(Beginning of Available data)

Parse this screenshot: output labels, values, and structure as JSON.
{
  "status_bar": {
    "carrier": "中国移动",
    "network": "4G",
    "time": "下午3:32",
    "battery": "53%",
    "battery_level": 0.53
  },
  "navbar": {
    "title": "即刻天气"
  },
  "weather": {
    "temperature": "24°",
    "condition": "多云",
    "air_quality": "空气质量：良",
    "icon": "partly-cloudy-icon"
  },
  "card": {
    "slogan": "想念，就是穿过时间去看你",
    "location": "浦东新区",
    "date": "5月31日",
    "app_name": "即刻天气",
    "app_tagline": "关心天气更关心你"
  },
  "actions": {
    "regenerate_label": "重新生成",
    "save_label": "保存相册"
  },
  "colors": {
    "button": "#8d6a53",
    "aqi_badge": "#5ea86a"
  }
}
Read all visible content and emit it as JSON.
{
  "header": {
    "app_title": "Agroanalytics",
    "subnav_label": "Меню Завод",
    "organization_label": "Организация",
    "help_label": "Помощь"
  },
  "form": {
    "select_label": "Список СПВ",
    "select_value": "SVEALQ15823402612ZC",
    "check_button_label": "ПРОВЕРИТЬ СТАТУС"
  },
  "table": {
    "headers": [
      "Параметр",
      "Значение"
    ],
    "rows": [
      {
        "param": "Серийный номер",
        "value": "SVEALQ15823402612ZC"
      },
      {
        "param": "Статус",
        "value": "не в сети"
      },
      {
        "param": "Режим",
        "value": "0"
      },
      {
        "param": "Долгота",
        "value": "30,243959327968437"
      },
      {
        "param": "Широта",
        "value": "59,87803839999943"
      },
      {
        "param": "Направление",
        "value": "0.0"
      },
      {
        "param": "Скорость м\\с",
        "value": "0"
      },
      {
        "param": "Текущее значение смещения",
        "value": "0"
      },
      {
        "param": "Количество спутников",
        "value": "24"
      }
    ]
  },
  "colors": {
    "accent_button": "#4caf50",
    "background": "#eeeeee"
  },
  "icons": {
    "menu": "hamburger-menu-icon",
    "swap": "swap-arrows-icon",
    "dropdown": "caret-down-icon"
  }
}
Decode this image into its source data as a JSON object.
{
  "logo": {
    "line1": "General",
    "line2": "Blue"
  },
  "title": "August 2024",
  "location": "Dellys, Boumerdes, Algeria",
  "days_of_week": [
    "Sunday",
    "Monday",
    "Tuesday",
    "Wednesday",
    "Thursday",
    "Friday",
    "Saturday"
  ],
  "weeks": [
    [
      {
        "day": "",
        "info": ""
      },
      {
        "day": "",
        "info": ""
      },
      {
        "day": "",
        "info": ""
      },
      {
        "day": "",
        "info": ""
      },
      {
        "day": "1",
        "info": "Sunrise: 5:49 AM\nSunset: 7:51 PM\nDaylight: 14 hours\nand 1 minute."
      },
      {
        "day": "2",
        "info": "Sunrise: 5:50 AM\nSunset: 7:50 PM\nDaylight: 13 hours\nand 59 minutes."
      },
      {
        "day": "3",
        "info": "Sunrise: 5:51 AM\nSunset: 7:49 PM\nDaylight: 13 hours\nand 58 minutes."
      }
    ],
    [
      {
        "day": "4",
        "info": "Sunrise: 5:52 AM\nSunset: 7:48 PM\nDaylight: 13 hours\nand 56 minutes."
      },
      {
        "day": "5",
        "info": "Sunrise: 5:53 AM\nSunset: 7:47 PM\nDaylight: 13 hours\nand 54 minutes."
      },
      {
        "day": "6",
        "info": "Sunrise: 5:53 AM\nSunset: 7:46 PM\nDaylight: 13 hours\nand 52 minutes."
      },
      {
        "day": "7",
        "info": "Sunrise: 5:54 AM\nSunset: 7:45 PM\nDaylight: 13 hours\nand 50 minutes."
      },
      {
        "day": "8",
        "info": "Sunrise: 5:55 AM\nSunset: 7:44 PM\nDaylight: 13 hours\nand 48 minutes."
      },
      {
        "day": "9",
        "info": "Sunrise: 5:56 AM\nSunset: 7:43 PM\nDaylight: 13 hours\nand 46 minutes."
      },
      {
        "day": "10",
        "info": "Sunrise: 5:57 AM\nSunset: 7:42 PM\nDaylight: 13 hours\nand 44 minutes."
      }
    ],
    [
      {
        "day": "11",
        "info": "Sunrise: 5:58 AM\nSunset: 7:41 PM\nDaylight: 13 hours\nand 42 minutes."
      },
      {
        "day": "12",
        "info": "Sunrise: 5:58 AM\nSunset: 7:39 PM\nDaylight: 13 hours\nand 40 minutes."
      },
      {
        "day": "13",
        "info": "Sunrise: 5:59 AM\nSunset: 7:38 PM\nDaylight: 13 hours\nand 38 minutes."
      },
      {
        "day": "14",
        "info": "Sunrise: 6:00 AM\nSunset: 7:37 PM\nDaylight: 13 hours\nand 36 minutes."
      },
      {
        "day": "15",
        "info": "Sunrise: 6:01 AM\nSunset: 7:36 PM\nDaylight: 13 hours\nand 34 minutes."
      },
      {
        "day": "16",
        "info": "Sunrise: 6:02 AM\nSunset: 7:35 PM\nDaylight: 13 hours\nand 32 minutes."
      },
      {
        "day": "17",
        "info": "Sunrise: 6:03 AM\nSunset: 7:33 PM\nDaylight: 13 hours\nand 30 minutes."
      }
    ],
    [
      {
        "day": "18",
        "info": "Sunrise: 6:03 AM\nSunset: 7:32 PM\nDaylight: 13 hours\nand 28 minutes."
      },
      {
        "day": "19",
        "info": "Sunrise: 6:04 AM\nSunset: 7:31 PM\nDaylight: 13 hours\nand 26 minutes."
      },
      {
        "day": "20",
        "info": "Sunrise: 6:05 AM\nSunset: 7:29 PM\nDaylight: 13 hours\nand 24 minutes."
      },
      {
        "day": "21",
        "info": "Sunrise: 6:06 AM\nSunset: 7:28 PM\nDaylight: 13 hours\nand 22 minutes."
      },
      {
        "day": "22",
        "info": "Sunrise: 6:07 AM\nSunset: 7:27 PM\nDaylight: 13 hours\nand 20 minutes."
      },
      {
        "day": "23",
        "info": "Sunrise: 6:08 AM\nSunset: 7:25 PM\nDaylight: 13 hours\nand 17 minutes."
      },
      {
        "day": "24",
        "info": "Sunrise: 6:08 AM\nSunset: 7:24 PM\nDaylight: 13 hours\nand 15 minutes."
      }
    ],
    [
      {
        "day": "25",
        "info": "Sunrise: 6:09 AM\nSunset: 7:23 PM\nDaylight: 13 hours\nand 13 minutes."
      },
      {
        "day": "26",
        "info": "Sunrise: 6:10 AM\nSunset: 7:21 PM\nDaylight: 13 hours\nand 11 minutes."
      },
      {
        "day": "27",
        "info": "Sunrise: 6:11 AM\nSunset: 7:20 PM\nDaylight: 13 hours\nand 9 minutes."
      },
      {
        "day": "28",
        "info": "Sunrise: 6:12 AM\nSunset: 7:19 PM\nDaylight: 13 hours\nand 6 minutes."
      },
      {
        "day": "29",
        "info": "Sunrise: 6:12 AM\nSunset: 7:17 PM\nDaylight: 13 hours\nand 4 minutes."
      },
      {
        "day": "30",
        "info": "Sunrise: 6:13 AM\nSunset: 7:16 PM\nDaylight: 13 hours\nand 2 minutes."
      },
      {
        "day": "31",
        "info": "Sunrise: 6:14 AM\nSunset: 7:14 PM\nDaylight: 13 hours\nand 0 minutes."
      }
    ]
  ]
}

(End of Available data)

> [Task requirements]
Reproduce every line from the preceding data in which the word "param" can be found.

> [Worked solution]
        "param": "Серийный номер",
        "param": "Статус",
        "param": "Режим",
        "param": "Долгота",
        "param": "Широта",
        "param": "Направление",
        "param": "Скорость м\\с",
        "param": "Текущее значение смещения",
        "param": "Количество спутников",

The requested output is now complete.